The United States Constitution exists to define what the federal government can and cannot do. It also restricts states and local governments in many instances.
However, there are a ton of issues out there that the Constitution doesn’t cover. It was never meant to cover every eventuality, of course, but that means there are things that simply aren’t mentioned.
Like, say, abortion.
Now, in the wake of the Supreme Court leak divulging the eventual overturn of Roe v. Wade, some are trying to apply that to the NYSRPA v. Bruen case. An example is an editorial from St. Louis Today.
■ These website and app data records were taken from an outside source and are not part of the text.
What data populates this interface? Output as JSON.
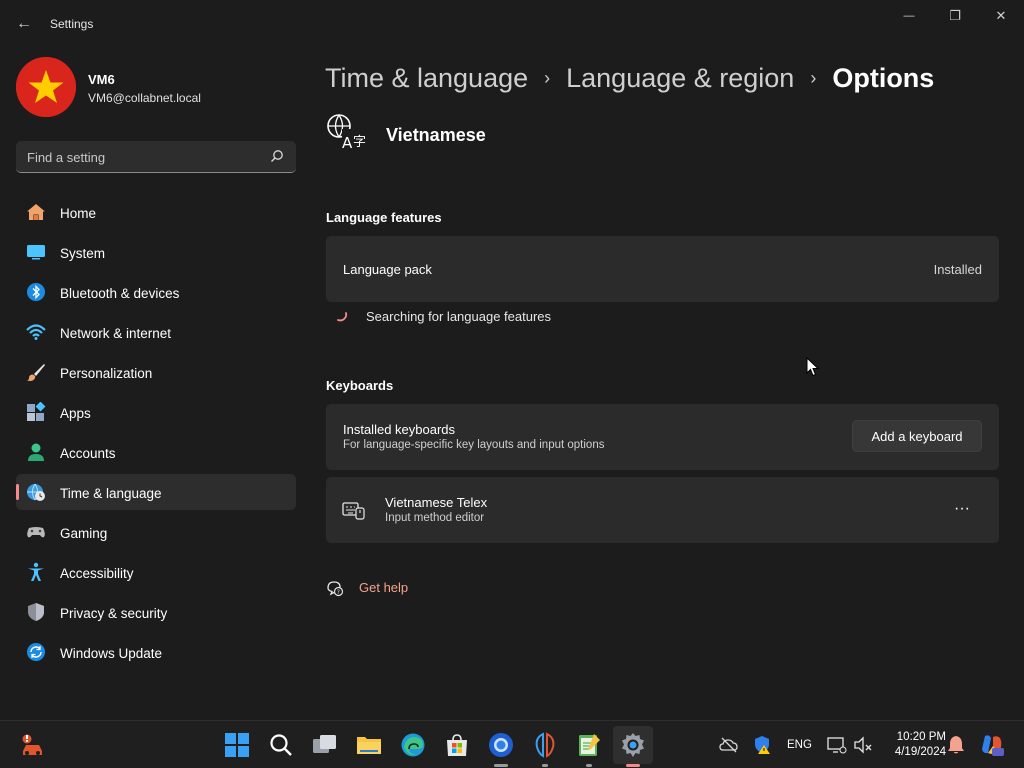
{
  "window": {
    "title": "Settings",
    "back_glyph": "←",
    "minimize_glyph": "—",
    "maximize_glyph": "❐",
    "close_glyph": "✕"
  },
  "profile": {
    "name": "VM6",
    "email": "VM6@collabnet.local",
    "avatar_icon": "vietnam-flag"
  },
  "search": {
    "placeholder": "Find a setting",
    "icon": "search-icon"
  },
  "sidebar": {
    "items": [
      {
        "label": "Home",
        "icon": "home-icon",
        "active": false
      },
      {
        "label": "System",
        "icon": "system-icon",
        "active": false
      },
      {
        "label": "Bluetooth & devices",
        "icon": "bluetooth-icon",
        "active": false
      },
      {
        "label": "Network & internet",
        "icon": "wifi-icon",
        "active": false
      },
      {
        "label": "Personalization",
        "icon": "brush-icon",
        "active": false
      },
      {
        "label": "Apps",
        "icon": "apps-icon",
        "active": false
      },
      {
        "label": "Accounts",
        "icon": "accounts-icon",
        "active": false
      },
      {
        "label": "Time & language",
        "icon": "globe-clock-icon",
        "active": true
      },
      {
        "label": "Gaming",
        "icon": "gamepad-icon",
        "active": false
      },
      {
        "label": "Accessibility",
        "icon": "accessibility-icon",
        "active": false
      },
      {
        "label": "Privacy & security",
        "icon": "shield-icon",
        "active": false
      },
      {
        "label": "Windows Update",
        "icon": "update-icon",
        "active": false
      }
    ]
  },
  "breadcrumb": {
    "items": [
      "Time & language",
      "Language & region",
      "Options"
    ],
    "separator": "›"
  },
  "language": {
    "name": "Vietnamese",
    "icon": "language-icon"
  },
  "language_features": {
    "title": "Language features",
    "language_pack_label": "Language pack",
    "language_pack_status": "Installed",
    "searching_text": "Searching for language features"
  },
  "keyboards": {
    "title": "Keyboards",
    "installed_label": "Installed keyboards",
    "installed_sub": "For language-specific key layouts and input options",
    "add_button": "Add a keyboard",
    "items": [
      {
        "name": "Vietnamese Telex",
        "type": "Input method editor",
        "more": "···"
      }
    ]
  },
  "help": {
    "label": "Get help"
  },
  "taskbar": {
    "apps": [
      "start-icon",
      "search-icon",
      "task-view-icon",
      "file-explorer-icon",
      "edge-icon",
      "store-icon",
      "chrome-icon",
      "app-icon",
      "notepad-icon",
      "settings-icon"
    ],
    "language": "ENG",
    "time": "10:20 PM",
    "date": "4/19/2024"
  },
  "colors": {
    "background": "#1c1c1c",
    "card": "#2b2b2b",
    "accent": "#f58a8a",
    "link": "#f4a38e"
  }
}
As the Supreme Court considers whether to overturn New York state’s restrictions on carrying guns in public, it will be illuminating to see whether the conservative majority adheres to its own standards as set out in the recently leaked draft opinion striking down Roe v. Wade. Guns and abortion are very different topics, of course, but in tentatively overturning Roe, the majority leans on some principles that should apply.
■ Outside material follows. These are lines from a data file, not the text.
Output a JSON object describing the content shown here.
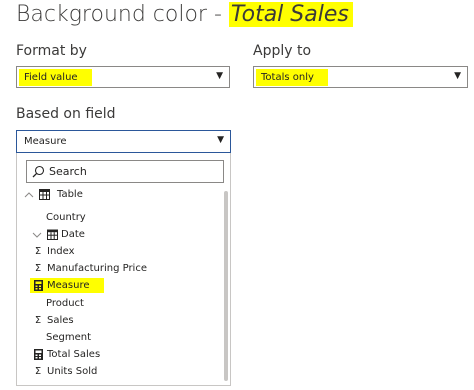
{
  "header": {
    "prefix": "Background color - ",
    "highlight": "Total Sales"
  },
  "format_by": {
    "label": "Format by",
    "value": "Field value"
  },
  "apply_to": {
    "label": "Apply to",
    "value": "Totals only"
  },
  "based_on": {
    "label": "Based on field",
    "value": "Measure"
  },
  "search": {
    "placeholder": "Search"
  },
  "tree": {
    "table": "Table",
    "items": [
      {
        "label": "Country",
        "icon": "none"
      },
      {
        "label": "Date",
        "icon": "calendar-icon"
      },
      {
        "label": "Index",
        "icon": "sigma-icon"
      },
      {
        "label": "Manufacturing Price",
        "icon": "sigma-icon"
      },
      {
        "label": "Measure",
        "icon": "calculator-icon"
      },
      {
        "label": "Product",
        "icon": "none"
      },
      {
        "label": "Sales",
        "icon": "sigma-icon"
      },
      {
        "label": "Segment",
        "icon": "none"
      },
      {
        "label": "Total Sales",
        "icon": "calculator-icon"
      },
      {
        "label": "Units Sold",
        "icon": "sigma-icon"
      }
    ]
  },
  "colors": {
    "highlight": "#ffff00",
    "border": "#8a8886",
    "focus": "#2b579a"
  }
}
Justice Samuel Alito wrote in his draft that America had “an unbroken tradition of prohibiting abortion” prior to Roe. Similarly, stringent local restrictions on firearms were common throughout America’s history, prior to the modern era’s redefinition of the Second Amendment. And of course Alito’s overriding philosophy that abortion policy should be decided by elected officials rather than courts is even more relevant in the realm of firearms, which raise different issues in different communities.
However, there’s a key difference that’s being missed in this, and that’s the Second Amendment.
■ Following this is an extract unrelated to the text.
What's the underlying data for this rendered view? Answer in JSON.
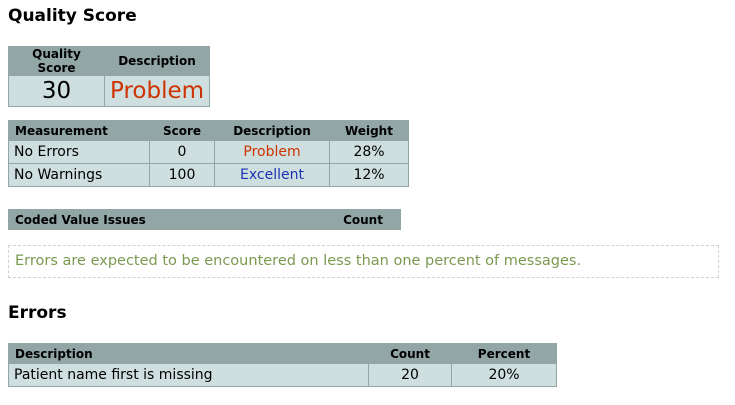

See, the rationale behind Roe was always questionable from a legal basis, not because some people agree that abortion should be legal and others don’t, but because there’s really nothing specific about abortion in the Constitution.
Justices in Roe v. Wade had to try and make the case for abortion’s legality by couching it in language about the right to privacy–a concept not explicitly outlined in the Constitution, but one clearly implied by things like the Fourth Amendment.
But with the right to keep and bear arms, there’s no such ambiguity.
We know specifically that the right to keep and bear arms shouldn’t be infringed because the Second Amendment reads, “the people’s right to keep and bear arms shall not be infringed.” There’s no argument valid here because the text is very clear. Even if you focus on the “well-regulated militia” clause, it still is explicit that the right exists and shall not be infringed upon.
By that very nature, it becomes different than abortion in that key way.
As such, upholding the plain text of the Second Amendment and finding New York’s “good cause” requirement unconstitutional isn’t some act of hypocrisy by a hyper-partisan court. It’s a finding based on the text of the Constitution itself.
Then again, as with so many other editorials I’ve read, there’s no reason to believe anyone involved in the writing of it believes in the Constitution in the first place. They just want permission for what they approve of and bans on anything they don’t.
That’s what we’re really seeing. They don’t particularly value consistency, though they claim they do. I haven’t seen a blasted thing from any editorial board of any major city’s news media that suggests they value it. They want inconsistency only to benefit them and their own warped ideology.
Frankly, though, the Second Amendment matters more than any of that.
Luckily, I don’t exactly see the Supreme Court setting aside the Constitution to appease the editorial staff of St. Louis Today.
Thank the Lord for small blessings and all that.